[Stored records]

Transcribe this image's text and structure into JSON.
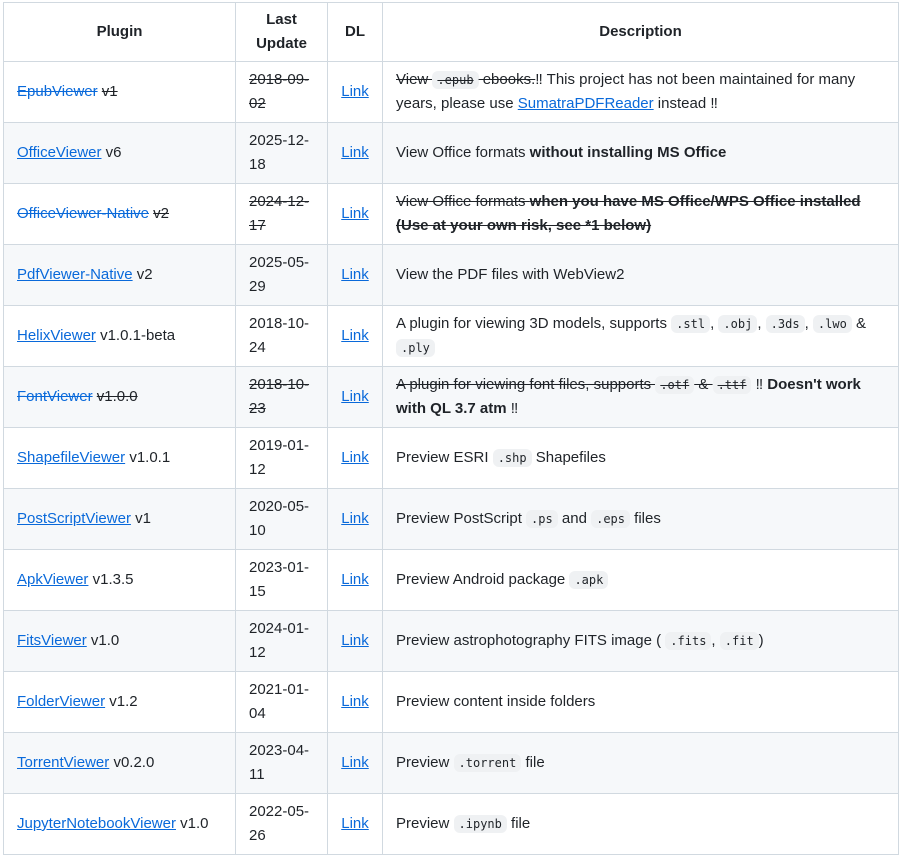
{
  "headers": {
    "plugin": "Plugin",
    "last_update": "Last Update",
    "dl": "DL",
    "description": "Description"
  },
  "link_label": "Link",
  "rows": [
    {
      "name": "EpubViewer",
      "version": "v1",
      "date": "2018-09-02",
      "deprecated": true,
      "desc": [
        {
          "t": "View "
        },
        {
          "code": ".epub"
        },
        {
          "t": " ebooks."
        }
      ],
      "desc2": [
        {
          "bang": "‼"
        },
        {
          "t": " This project has not been maintained for many years, please use "
        },
        {
          "link": "SumatraPDFReader"
        },
        {
          "t": " instead "
        },
        {
          "bang": "‼"
        }
      ]
    },
    {
      "name": "OfficeViewer",
      "version": "v6",
      "date": "2025-12-18",
      "deprecated": false,
      "desc": [
        {
          "t": "View Office formats "
        },
        {
          "b": "without installing MS Office"
        }
      ]
    },
    {
      "name": "OfficeViewer-Native",
      "version": "v2",
      "date": "2024-12-17",
      "deprecated": true,
      "desc": [
        {
          "t": "View Office formats "
        },
        {
          "b": "when you have MS Office/WPS Office installed (Use at your own risk, see *1 below)"
        }
      ]
    },
    {
      "name": "PdfViewer-Native",
      "version": "v2",
      "date": "2025-05-29",
      "deprecated": false,
      "desc": [
        {
          "t": "View the PDF files with WebView2"
        }
      ]
    },
    {
      "name": "HelixViewer",
      "version": "v1.0.1-beta",
      "date": "2018-10-24",
      "deprecated": false,
      "desc": [
        {
          "t": "A plugin for viewing 3D models, supports "
        },
        {
          "code": ".stl"
        },
        {
          "t": ", "
        },
        {
          "code": ".obj"
        },
        {
          "t": ", "
        },
        {
          "code": ".3ds"
        },
        {
          "t": ", "
        },
        {
          "code": ".lwo"
        },
        {
          "t": " & "
        },
        {
          "code": ".ply"
        }
      ]
    },
    {
      "name": "FontViewer",
      "version": "v1.0.0",
      "date": "2018-10-23",
      "deprecated": true,
      "version_strike": true,
      "desc": [
        {
          "t": "A plugin for viewing font files, supports "
        },
        {
          "code": ".otf"
        },
        {
          "t": " & "
        },
        {
          "code": ".ttf"
        }
      ],
      "desc2": [
        {
          "t": " "
        },
        {
          "bang": "‼"
        },
        {
          "b": " Doesn't work with QL 3.7 atm "
        },
        {
          "bang": "‼"
        }
      ]
    },
    {
      "name": "ShapefileViewer",
      "version": "v1.0.1",
      "date": "2019-01-12",
      "deprecated": false,
      "desc": [
        {
          "t": "Preview ESRI "
        },
        {
          "code": ".shp"
        },
        {
          "t": " Shapefiles"
        }
      ]
    },
    {
      "name": "PostScriptViewer",
      "version": "v1",
      "date": "2020-05-10",
      "deprecated": false,
      "desc": [
        {
          "t": "Preview PostScript "
        },
        {
          "code": ".ps"
        },
        {
          "t": " and "
        },
        {
          "code": ".eps"
        },
        {
          "t": " files"
        }
      ]
    },
    {
      "name": "ApkViewer",
      "version": "v1.3.5",
      "date": "2023-01-15",
      "deprecated": false,
      "desc": [
        {
          "t": "Preview Android package "
        },
        {
          "code": ".apk"
        }
      ]
    },
    {
      "name": "FitsViewer",
      "version": "v1.0",
      "date": "2024-01-12",
      "deprecated": false,
      "desc": [
        {
          "t": "Preview astrophotography FITS image ( "
        },
        {
          "code": ".fits"
        },
        {
          "t": ", "
        },
        {
          "code": ".fit"
        },
        {
          "t": ")"
        }
      ]
    },
    {
      "name": "FolderViewer",
      "version": "v1.2",
      "date": "2021-01-04",
      "deprecated": false,
      "desc": [
        {
          "t": "Preview content inside folders"
        }
      ]
    },
    {
      "name": "TorrentViewer",
      "version": "v0.2.0",
      "date": "2023-04-11",
      "deprecated": false,
      "desc": [
        {
          "t": "Preview "
        },
        {
          "code": ".torrent"
        },
        {
          "t": " file"
        }
      ]
    },
    {
      "name": "JupyterNotebookViewer",
      "version": "v1.0",
      "date": "2022-05-26",
      "deprecated": false,
      "desc": [
        {
          "t": "Preview "
        },
        {
          "code": ".ipynb"
        },
        {
          "t": " file"
        }
      ]
    }
  ]
}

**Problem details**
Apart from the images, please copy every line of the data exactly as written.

**Solution**
Transcribe this image's text and structure into JSON.
{
  "headers": {
    "plugin": "Plugin",
    "last_update": "Last Update",
    "dl": "DL",
    "description": "Description"
  },
  "link_label": "Link",
  "rows": [
    {
      "name": "EpubViewer",
      "version": "v1",
      "date": "2018-09-02",
      "deprecated": true,
      "desc": [
        {
          "t": "View "
        },
        {
          "code": ".epub"
        },
        {
          "t": " ebooks."
        }
      ],
      "desc2": [
        {
          "bang": "‼"
        },
        {
          "t": " This project has not been maintained for many years, please use "
        },
        {
          "link": "SumatraPDFReader"
        },
        {
          "t": " instead "
        },
        {
          "bang": "‼"
        }
      ]
    },
    {
      "name": "OfficeViewer",
      "version": "v6",
      "date": "2025-12-18",
      "deprecated": false,
      "desc": [
        {
          "t": "View Office formats "
        },
        {
          "b": "without installing MS Office"
        }
      ]
    },
    {
      "name": "OfficeViewer-Native",
      "version": "v2",
      "date": "2024-12-17",
      "deprecated": true,
      "desc": [
        {
          "t": "View Office formats "
        },
        {
          "b": "when you have MS Office/WPS Office installed (Use at your own risk, see *1 below)"
        }
      ]
    },
    {
      "name": "PdfViewer-Native",
      "version": "v2",
      "date": "2025-05-29",
      "deprecated": false,
      "desc": [
        {
          "t": "View the PDF files with WebView2"
        }
      ]
    },
    {
      "name": "HelixViewer",
      "version": "v1.0.1-beta",
      "date": "2018-10-24",
      "deprecated": false,
      "desc": [
        {
          "t": "A plugin for viewing 3D models, supports "
        },
        {
          "code": ".stl"
        },
        {
          "t": ", "
        },
        {
          "code": ".obj"
        },
        {
          "t": ", "
        },
        {
          "code": ".3ds"
        },
        {
          "t": ", "
        },
        {
          "code": ".lwo"
        },
        {
          "t": " & "
        },
        {
          "code": ".ply"
        }
      ]
    },
    {
      "name": "FontViewer",
      "version": "v1.0.0",
      "date": "2018-10-23",
      "deprecated": true,
      "version_strike": true,
      "desc": [
        {
          "t": "A plugin for viewing font files, supports "
        },
        {
          "code": ".otf"
        },
        {
          "t": " & "
        },
        {
          "code": ".ttf"
        }
      ],
      "desc2": [
        {
          "t": " "
        },
        {
          "bang": "‼"
        },
        {
          "b": " Doesn't work with QL 3.7 atm "
        },
        {
          "bang": "‼"
        }
      ]
    },
    {
      "name": "ShapefileViewer",
      "version": "v1.0.1",
      "date": "2019-01-12",
      "deprecated": false,
      "desc": [
        {
          "t": "Preview ESRI "
        },
        {
          "code": ".shp"
        },
        {
          "t": " Shapefiles"
        }
      ]
    },
    {
      "name": "PostScriptViewer",
      "version": "v1",
      "date": "2020-05-10",
      "deprecated": false,
      "desc": [
        {
          "t": "Preview PostScript "
        },
        {
          "code": ".ps"
        },
        {
          "t": " and "
        },
        {
          "code": ".eps"
        },
        {
          "t": " files"
        }
      ]
    },
    {
      "name": "ApkViewer",
      "version": "v1.3.5",
      "date": "2023-01-15",
      "deprecated": false,
      "desc": [
        {
          "t": "Preview Android package "
        },
        {
          "code": ".apk"
        }
      ]
    },
    {
      "name": "FitsViewer",
      "version": "v1.0",
      "date": "2024-01-12",
      "deprecated": false,
      "desc": [
        {
          "t": "Preview astrophotography FITS image ( "
        },
        {
          "code": ".fits"
        },
        {
          "t": ", "
        },
        {
          "code": ".fit"
        },
        {
          "t": ")"
        }
      ]
    },
    {
      "name": "FolderViewer",
      "version": "v1.2",
      "date": "2021-01-04",
      "deprecated": false,
      "desc": [
        {
          "t": "Preview content inside folders"
        }
      ]
    },
    {
      "name": "TorrentViewer",
      "version": "v0.2.0",
      "date": "2023-04-11",
      "deprecated": false,
      "desc": [
        {
          "t": "Preview "
        },
        {
          "code": ".torrent"
        },
        {
          "t": " file"
        }
      ]
    },
    {
      "name": "JupyterNotebookViewer",
      "version": "v1.0",
      "date": "2022-05-26",
      "deprecated": false,
      "desc": [
        {
          "t": "Preview "
        },
        {
          "code": ".ipynb"
        },
        {
          "t": " file"
        }
      ]
    }
  ]
}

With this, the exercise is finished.